- The task
Go through the material and pull out every line with the string "arrow" in it.

(Exercise data begins)

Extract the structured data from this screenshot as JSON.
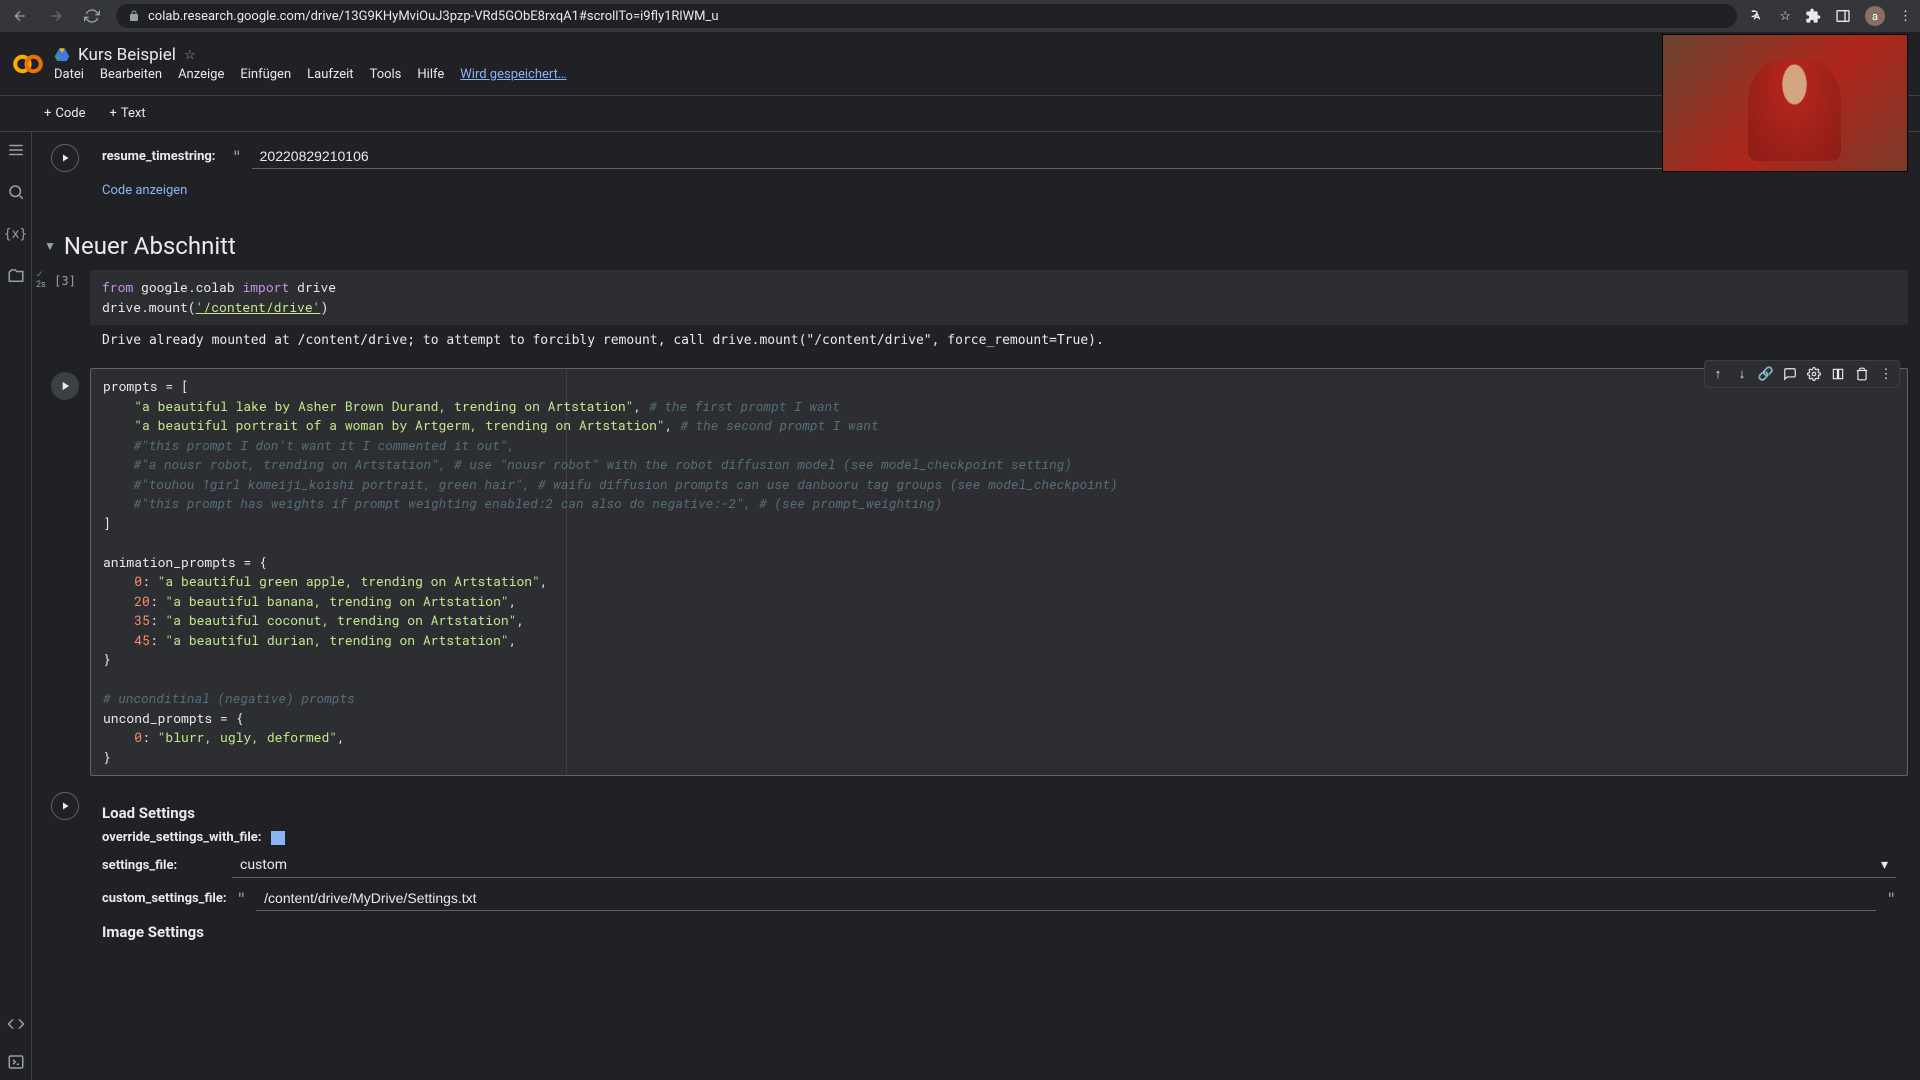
{
  "browser": {
    "url": "colab.research.google.com/drive/13G9KHyMviOuJ3pzp-VRd5GObE8rxqA1#scrollTo=i9fly1RlWM_u",
    "avatar_letter": "a"
  },
  "header": {
    "title": "Kurs Beispiel",
    "menu": [
      "Datei",
      "Bearbeiten",
      "Anzeige",
      "Einfügen",
      "Laufzeit",
      "Tools",
      "Hilfe"
    ],
    "status": "Wird gespeichert…"
  },
  "toolbar": {
    "code": "Code",
    "text": "Text"
  },
  "cells": {
    "resume": {
      "label": "resume_timestring:",
      "value": "20220829210106",
      "show_code": "Code anzeigen"
    },
    "section_title": "Neuer Abschnitt",
    "drive_cell": {
      "exec_count": "[3]",
      "exec_time": "2s",
      "line1_kw1": "from",
      "line1_mod": " google.colab ",
      "line1_kw2": "import",
      "line1_name": " drive",
      "line2_pre": "drive.mount(",
      "line2_str": "'/content/drive'",
      "line2_post": ")",
      "output": "Drive already mounted at /content/drive; to attempt to forcibly remount, call drive.mount(\"/content/drive\", force_remount=True)."
    },
    "prompts_cell": {
      "l1": "prompts = [",
      "l2a": "    \"a beautiful lake by Asher Brown Durand, trending on Artstation\"",
      "l2b": ", ",
      "l2c": "# the first prompt I want",
      "l3a": "    \"a beautiful portrait of a woman by Artgerm, trending on Artstation\"",
      "l3b": ", ",
      "l3c": "# the second prompt I want",
      "l4": "    #\"this prompt I don't want it I commented it out\",",
      "l5": "    #\"a nousr robot, trending on Artstation\", # use \"nousr robot\" with the robot diffusion model (see model_checkpoint setting)",
      "l6": "    #\"touhou 1girl komeiji_koishi portrait, green hair\", # waifu diffusion prompts can use danbooru tag groups (see model_checkpoint)",
      "l7": "    #\"this prompt has weights if prompt weighting enabled:2 can also do negative:-2\", # (see prompt_weighting)",
      "l8": "]",
      "l9": "",
      "l10": "animation_prompts = {",
      "l11a": "    0",
      "l11b": ": ",
      "l11c": "\"a beautiful green apple, trending on Artstation\"",
      "l11d": ",",
      "l12a": "    20",
      "l12b": ": ",
      "l12c": "\"a beautiful banana, trending on Artstation\"",
      "l12d": ",",
      "l13a": "    35",
      "l13b": ": ",
      "l13c": "\"a beautiful coconut, trending on Artstation\"",
      "l13d": ",",
      "l14a": "    45",
      "l14b": ": ",
      "l14c": "\"a beautiful durian, trending on Artstation\"",
      "l14d": ",",
      "l15": "}",
      "l16": "",
      "l17": "# unconditinal (negative) prompts",
      "l18": "uncond_prompts = {",
      "l19a": "    0",
      "l19b": ": ",
      "l19c": "\"blurr, ugly, deformed\"",
      "l19d": ",",
      "l20": "}"
    },
    "load_settings": {
      "title": "Load Settings",
      "override_label": "override_settings_with_file:",
      "settings_file_label": "settings_file:",
      "settings_file_value": "custom",
      "custom_file_label": "custom_settings_file:",
      "custom_file_value": "/content/drive/MyDrive/Settings.txt"
    },
    "image_settings_title": "Image Settings"
  }
}
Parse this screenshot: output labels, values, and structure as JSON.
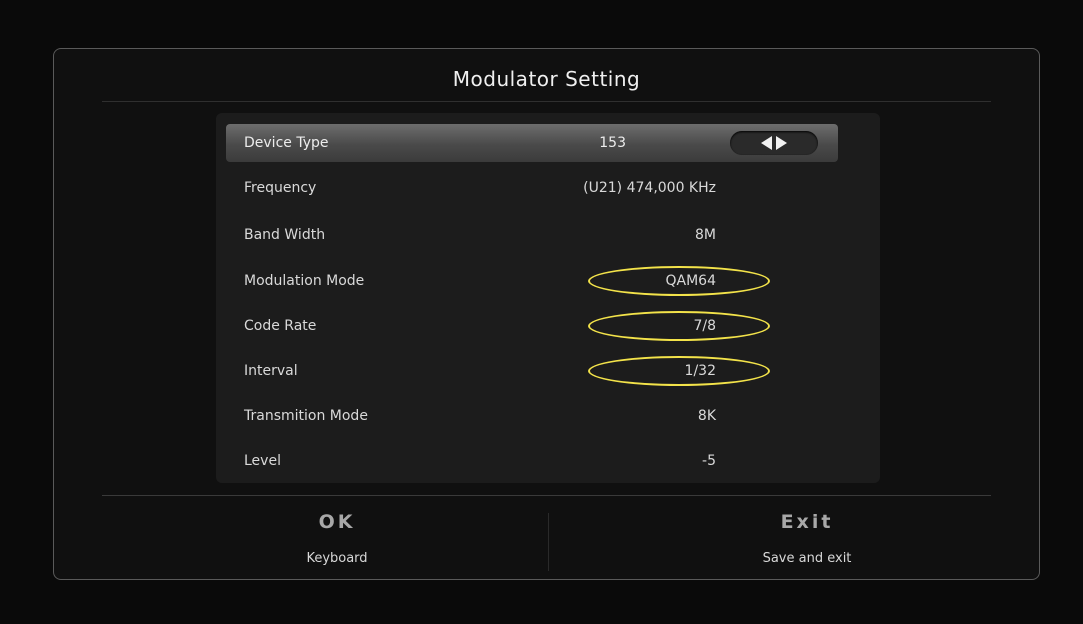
{
  "header": {
    "title": "Modulator Setting"
  },
  "settings": [
    {
      "label": "Device Type",
      "value": "153"
    },
    {
      "label": "Frequency",
      "value": "(U21) 474,000 KHz"
    },
    {
      "label": "Band Width",
      "value": "8M"
    },
    {
      "label": "Modulation Mode",
      "value": "QAM64"
    },
    {
      "label": "Code Rate",
      "value": "7/8"
    },
    {
      "label": "Interval",
      "value": "1/32"
    },
    {
      "label": "Transmition Mode",
      "value": "8K"
    },
    {
      "label": "Level",
      "value": "-5"
    }
  ],
  "footer": {
    "ok_key": "OK",
    "ok_desc": "Keyboard",
    "exit_key": "Exit",
    "exit_desc": "Save and exit"
  },
  "icons": {
    "left": "arrow-left-icon",
    "right": "arrow-right-icon"
  },
  "colors": {
    "highlight_ring": "#f3e34a",
    "background": "#0a0a0a"
  }
}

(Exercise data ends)

- Answer to this problem
    "left": "arrow-left-icon",
    "right": "arrow-right-icon"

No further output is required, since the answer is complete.